Abstracts of the 7th World Congress on Pediatric Critical Care
Background and aims: Idiopathic Increased Intracranial Hypertension (IIH), called Pseudotumor cerebri, is a common causes of progressive increased intracranial pressure (ICP) in adolescence. Optic nerve atrophy and blindness may occur if left untreated.
The orbital portion of the optic nerve is surrounded by a sheath comprised of an outer layer (Dura) and an inner sheath (arachnoid) where CSF circulates. Increased ICP augments CSF pressure enlarging the optic nerve sheath diameter (ONSD).
ONSD can be assessed by ultrasonography (US) with a normal size of 4–4.5 mm at adolescence.
Aims: To assess if US could be a noninvasive tool to detect increased ICP in the IIH population.
Methods: Prospective, blind study of patients 12–18 years of age with suspected IIH. ONSD was measured with a 13–6 MHz linear array probe prior to performing a sedated (fentanyl/propofol), recumbent, spinal tap where the opening pressure was recorded. A cut of < 20 cmH2O was considered normal. 3 ONSD measurements were performed in each eye and averaged. IRB approved study with signed informed consent.
Results: 10 patients completed the study, eight had enlarged ONSD and elevated ICP, two had normal ONSD and ICP (p = 0.01).
Conclusions: There is direct correlation between increased ICP and ONSD.

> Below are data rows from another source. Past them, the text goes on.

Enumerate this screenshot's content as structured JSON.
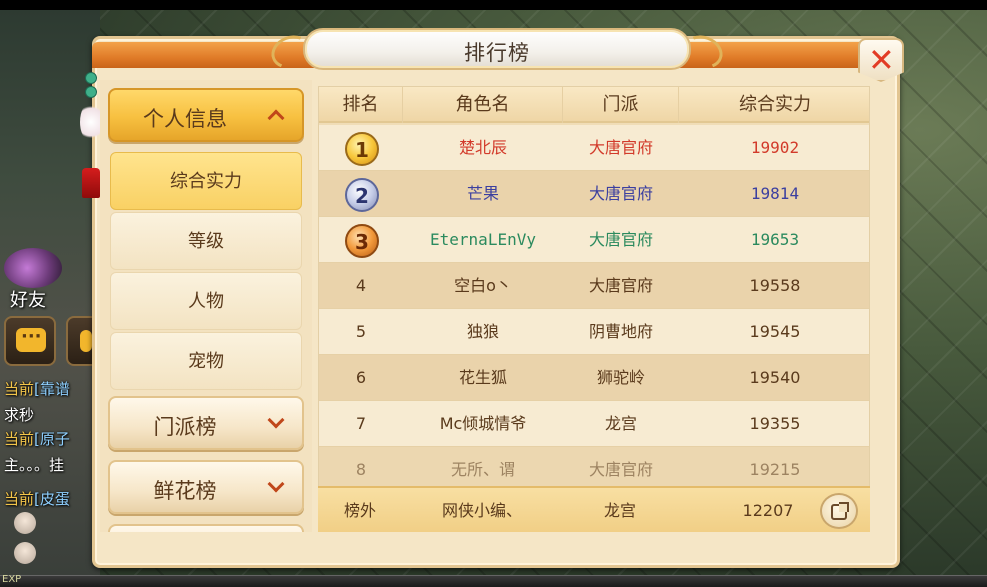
{
  "window": {
    "title": "排行榜"
  },
  "hud": {
    "friends_label": "好友",
    "exp_label": "EXP",
    "chat": [
      {
        "tag": "当前",
        "name": "[靠谱"
      },
      {
        "text": "求秒"
      },
      {
        "tag": "当前",
        "name": "[原子"
      },
      {
        "text": "主。。。挂"
      },
      {
        "tag": "当前",
        "name": "[皮蛋"
      }
    ]
  },
  "sidebar": {
    "categories": [
      {
        "label": "个人信息",
        "expanded": true
      },
      {
        "label": "门派榜",
        "expanded": false
      },
      {
        "label": "鲜花榜",
        "expanded": false
      }
    ],
    "sub_items": [
      {
        "label": "综合实力",
        "active": true
      },
      {
        "label": "等级",
        "active": false
      },
      {
        "label": "人物",
        "active": false
      },
      {
        "label": "宠物",
        "active": false
      }
    ]
  },
  "table": {
    "headers": [
      "排名",
      "角色名",
      "门派",
      "综合实力"
    ],
    "rows": [
      {
        "rank": "1",
        "name": "楚北辰",
        "sect": "大唐官府",
        "power": "19902",
        "color": "#d23a2a",
        "sect_color": "#d23a2a"
      },
      {
        "rank": "2",
        "name": "芒果",
        "sect": "大唐官府",
        "power": "19814",
        "color": "#3b3fa0",
        "sect_color": "#3b3fa0"
      },
      {
        "rank": "3",
        "name": "EternaLEnVy",
        "sect": "大唐官府",
        "power": "19653",
        "color": "#2b8a5e",
        "sect_color": "#2b8a5e"
      },
      {
        "rank": "4",
        "name": "空白o丶",
        "sect": "大唐官府",
        "power": "19558",
        "color": "#5a3a1c",
        "sect_color": "#5a3a1c"
      },
      {
        "rank": "5",
        "name": "独狼",
        "sect": "阴曹地府",
        "power": "19545",
        "color": "#5a3a1c",
        "sect_color": "#5a3a1c"
      },
      {
        "rank": "6",
        "name": "花生狐",
        "sect": "狮驼岭",
        "power": "19540",
        "color": "#5a3a1c",
        "sect_color": "#5a3a1c"
      },
      {
        "rank": "7",
        "name": "Mc倾城情爷",
        "sect": "龙宫",
        "power": "19355",
        "color": "#5a3a1c",
        "sect_color": "#5a3a1c"
      },
      {
        "rank": "8",
        "name": "无所、谓",
        "sect": "大唐官府",
        "power": "19215",
        "color": "#5a3a1c",
        "sect_color": "#5a3a1c"
      }
    ],
    "self_row": {
      "rank": "榜外",
      "name": "网侠小编、",
      "sect": "龙宫",
      "power": "12207"
    }
  },
  "colors": {
    "accent": "#e07b28",
    "gold": "#f7c040",
    "close": "#e23c25"
  },
  "icons": [
    "close-icon",
    "chevron-up-icon",
    "chevron-down-icon",
    "share-icon",
    "medal-gold-icon",
    "medal-silver-icon",
    "medal-bronze-icon",
    "chat-icon",
    "microphone-icon"
  ]
}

ONSD measurement with a cut off value > 4.5 mmm was associated with an increased ICP in IIH. Further studies are needed to confirm this observation.